    4. Timothy J. Bartik, 2015. "How Effects of Local Labor Demand Shocks Vary with the Initial Local Unemployment Rate," Growth and Change, Wiley Blackwell, vol. 46(4), pages 529-557, December.
    5. Farhang Niroomand & Edward Nissan, 2007. "Socio-Economic Gaps within the EU: A Comparison," International Advances in Economic Research, Springer;International Atlantic Economic Society, vol. 13(3), pages 365-378, August.
    6. repec:kap:iaecre:v:13:y:2007:i:3:p:365-378 is not listed on IDEAS

    More about this item


    Labor market; employment; unemployment; migration; shock adjustment;

    JEL classification:

    • J6 - Labor and Demographic Economics - - Mobility, Unemployment, Vacancies, and Immigrant Workers
    • R23 - Urban, Rural, Regional, Real Estate, and Transportation Economics - - Household Analysis - - - Regional Migration; Regional Labor Markets; Population


    Access and download statistics


    All material on this site has been provided by the respective publishers and authors. You can help correct errors and omissions. When requesting a correction, please mention this item's handle: RePEc:spr:presci:v:81:y:2002:i:3:p:329-342. See general information about how to correct material in RePEc.

    For technical questions regarding this item, or to correct its authors, title, abstract, bibliographic or download information, contact: (Sonal Shukla) or (Rebekah McClure). General contact details of provider: .

    If you have authored this item and are not yet registered with RePEc, we encourage you to do it here. This allows to link your profile to this item. It also allows you to accept potential citations to this item that we are uncertain about.

    We have no references for this item. You can help adding them by using this form .

    If you know of missing items citing this one, you can help us creating those links by adding the relevant references in the same way as above, for each refering item. If you are a registered author of this item, you may also want to check the "citations" tab in your RePEc Author Service profile, as there may be some citations waiting for confirmation.

    Please note that corrections may take a couple of weeks to filter through the various RePEc services.

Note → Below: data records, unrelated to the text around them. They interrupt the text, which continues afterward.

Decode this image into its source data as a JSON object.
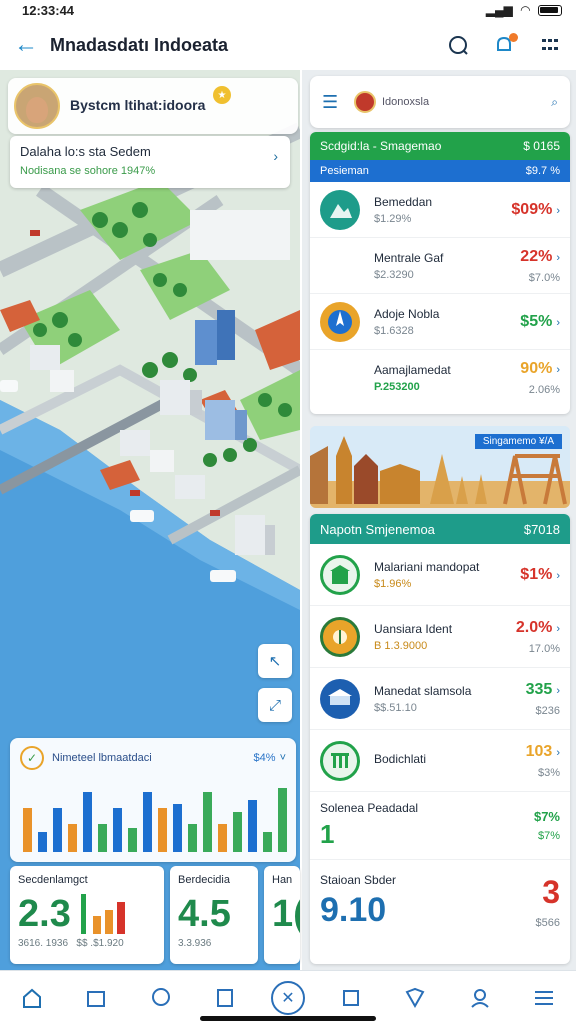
{
  "status": {
    "time": "12:33:44"
  },
  "app": {
    "title": "Mnadasdatı Indoeata"
  },
  "map": {
    "user_card": {
      "title": "Bystcm ltihat:idoora",
      "subtitle": ""
    },
    "location_card": {
      "title": "Dalaha  lo:s  sta  Sedem",
      "subtitle": "Nodisana se sohore 1947%"
    },
    "chart_card": {
      "title": "Nimeteel lbmaatdaci",
      "value": "$4%",
      "chart_data": {
        "type": "bar",
        "categories": [
          "1",
          "2",
          "3",
          "4",
          "5",
          "6",
          "7",
          "8",
          "9",
          "10",
          "11",
          "12",
          "13",
          "14",
          "15",
          "16",
          "17",
          "18"
        ],
        "values": [
          0.55,
          0.25,
          0.55,
          0.35,
          0.75,
          0.35,
          0.55,
          0.3,
          0.75,
          0.55,
          0.6,
          0.35,
          0.75,
          0.35,
          0.5,
          0.65,
          0.25,
          0.8
        ],
        "colors": [
          "#e9922a",
          "#1d6fd0",
          "#1d6fd0",
          "#e9922a",
          "#1d6fd0",
          "#3aaa5a",
          "#1d6fd0",
          "#3aaa5a",
          "#1d6fd0",
          "#e9922a",
          "#1d6fd0",
          "#3aaa5a",
          "#3aaa5a",
          "#e9922a",
          "#3aaa5a",
          "#1d6fd0",
          "#3aaa5a",
          "#3aaa5a"
        ]
      }
    },
    "stat_cards": [
      {
        "label": "Secdenlamgct",
        "value": "2.3",
        "foot": "3616. 1936",
        "foot2": "$$ .$1.920"
      },
      {
        "label": "Berdecidia",
        "value": "4.5",
        "foot": "3.3.936"
      },
      {
        "label": "Han",
        "value": "1(",
        "foot": ""
      }
    ]
  },
  "panel": {
    "header_title": "Idonoxsla",
    "section1": {
      "title": "Scdgid:la - Smagemao",
      "value": "$ 0165",
      "sub_title": "Pesieman",
      "sub_value": "$9.7 %",
      "rows": [
        {
          "name": "Bemeddan",
          "sub": "$1.29%",
          "value": "$09%",
          "value2": "",
          "value_color": "red"
        },
        {
          "name": "Mentrale Gaf",
          "sub": "$2.3290",
          "value": "22%",
          "value2": "$7.0%",
          "value_color": "red"
        },
        {
          "name": "Adoje Nobla",
          "sub": "$1.6328",
          "value": "$5%",
          "value2": "",
          "value_color": "green"
        },
        {
          "name": "Aamajlamedat",
          "sub": "P.253200",
          "value": "90%",
          "value2": "2.06%",
          "value_color": "yellow"
        }
      ]
    },
    "banner": {
      "label": "Singamemo   ¥/A"
    },
    "section2": {
      "title": "Napotn  Smjenemoa",
      "value": "$7018",
      "rows": [
        {
          "name": "Malariani mandopat",
          "sub": "$1.96%",
          "value": "$1%",
          "value2": "",
          "value_color": "red"
        },
        {
          "name": "Uansiara Ident",
          "sub": "B 1.3.9000",
          "value": "2.0%",
          "value2": "17.0%",
          "value_color": "red"
        },
        {
          "name": "Manedat slamsola",
          "sub": "$$.51.10",
          "value": "335",
          "value2": "$236",
          "value_color": "green"
        },
        {
          "name": "Bodichlati",
          "sub": "",
          "value": "103",
          "value2": "$3%",
          "value_color": "yellow"
        },
        {
          "name": "Solenea Peadadal",
          "sub": "1",
          "value": "$7%",
          "value2": "$7%",
          "value_color": "green"
        },
        {
          "name": "Staioan Sbder",
          "sub": "9.10",
          "value": "3",
          "value2": "$566",
          "value_color": "red"
        }
      ]
    }
  },
  "icons": [
    "back-arrow-icon",
    "help-icon",
    "notification-icon",
    "grid-icon",
    "home-icon",
    "calendar-icon",
    "chat-icon",
    "file-icon",
    "close-icon",
    "map-icon",
    "shield-icon",
    "user-icon",
    "menu-icon"
  ]
}
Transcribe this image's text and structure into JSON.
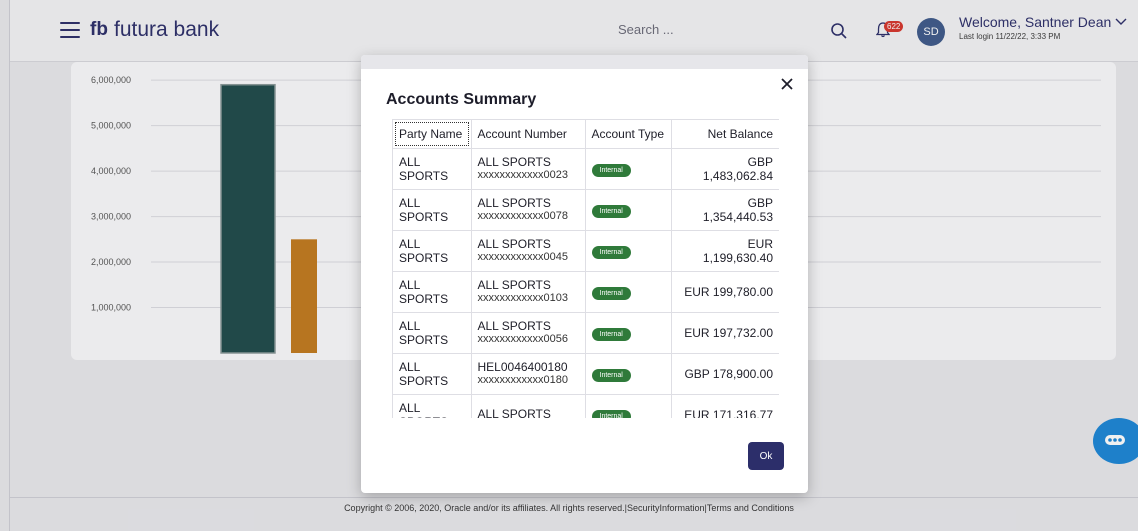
{
  "header": {
    "brand": "futura bank",
    "logo_mark": "fb",
    "search_placeholder": "Search ...",
    "notification_count": "622",
    "avatar_initials": "SD",
    "welcome_text": "Welcome, Santner Dean",
    "last_login": "Last login 11/22/22, 3:33 PM"
  },
  "chart_data": {
    "type": "bar",
    "title": "",
    "y_ticks": [
      "6,000,000",
      "5,000,000",
      "4,000,000",
      "3,000,000",
      "2,000,000",
      "1,000,000"
    ],
    "ylim": [
      0,
      6000000
    ],
    "series": [
      {
        "values": [
          5900000
        ],
        "color": "#1f4a4a"
      },
      {
        "values": [
          2500000
        ],
        "color": "#c27a1e"
      }
    ]
  },
  "modal": {
    "title": "Accounts Summary",
    "columns": [
      "Party Name",
      "Account Number",
      "Account Type",
      "Net Balance"
    ],
    "rows": [
      {
        "party": "ALL SPORTS",
        "account_name": "ALL SPORTS",
        "account_number": "xxxxxxxxxxxx0023",
        "type": "Internal",
        "balance": "GBP 1,483,062.84"
      },
      {
        "party": "ALL SPORTS",
        "account_name": "ALL SPORTS",
        "account_number": "xxxxxxxxxxxx0078",
        "type": "Internal",
        "balance": "GBP 1,354,440.53"
      },
      {
        "party": "ALL SPORTS",
        "account_name": "ALL SPORTS",
        "account_number": "xxxxxxxxxxxx0045",
        "type": "Internal",
        "balance": "EUR 1,199,630.40"
      },
      {
        "party": "ALL SPORTS",
        "account_name": "ALL SPORTS",
        "account_number": "xxxxxxxxxxxx0103",
        "type": "Internal",
        "balance": "EUR 199,780.00"
      },
      {
        "party": "ALL SPORTS",
        "account_name": "ALL SPORTS",
        "account_number": "xxxxxxxxxxxx0056",
        "type": "Internal",
        "balance": "EUR 197,732.00"
      },
      {
        "party": "ALL SPORTS",
        "account_name": "HEL0046400180",
        "account_number": "xxxxxxxxxxxx0180",
        "type": "Internal",
        "balance": "GBP 178,900.00"
      },
      {
        "party": "ALL SPORTS",
        "account_name": "ALL SPORTS",
        "account_number": "",
        "type": "Internal",
        "balance": "EUR 171,316.77"
      }
    ],
    "ok_label": "Ok"
  },
  "footer": {
    "copyright": "Copyright © 2006, 2020, Oracle and/or its affiliates. All rights reserved.|SecurityInformation|Terms and Conditions"
  },
  "colors": {
    "brand": "#2c2e6a",
    "internal_badge": "#2f7a3a",
    "chat": "#1c86d6"
  },
  "icons": [
    "menu-icon",
    "search-icon",
    "bell-icon",
    "chevron-down-icon",
    "close-icon",
    "chat-icon"
  ]
}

    IDEAS is a RePEc service hosted by the Research Division of the Federal Reserve Bank of St. Louis . RePEc uses bibliographic data supplied by the respective publishers.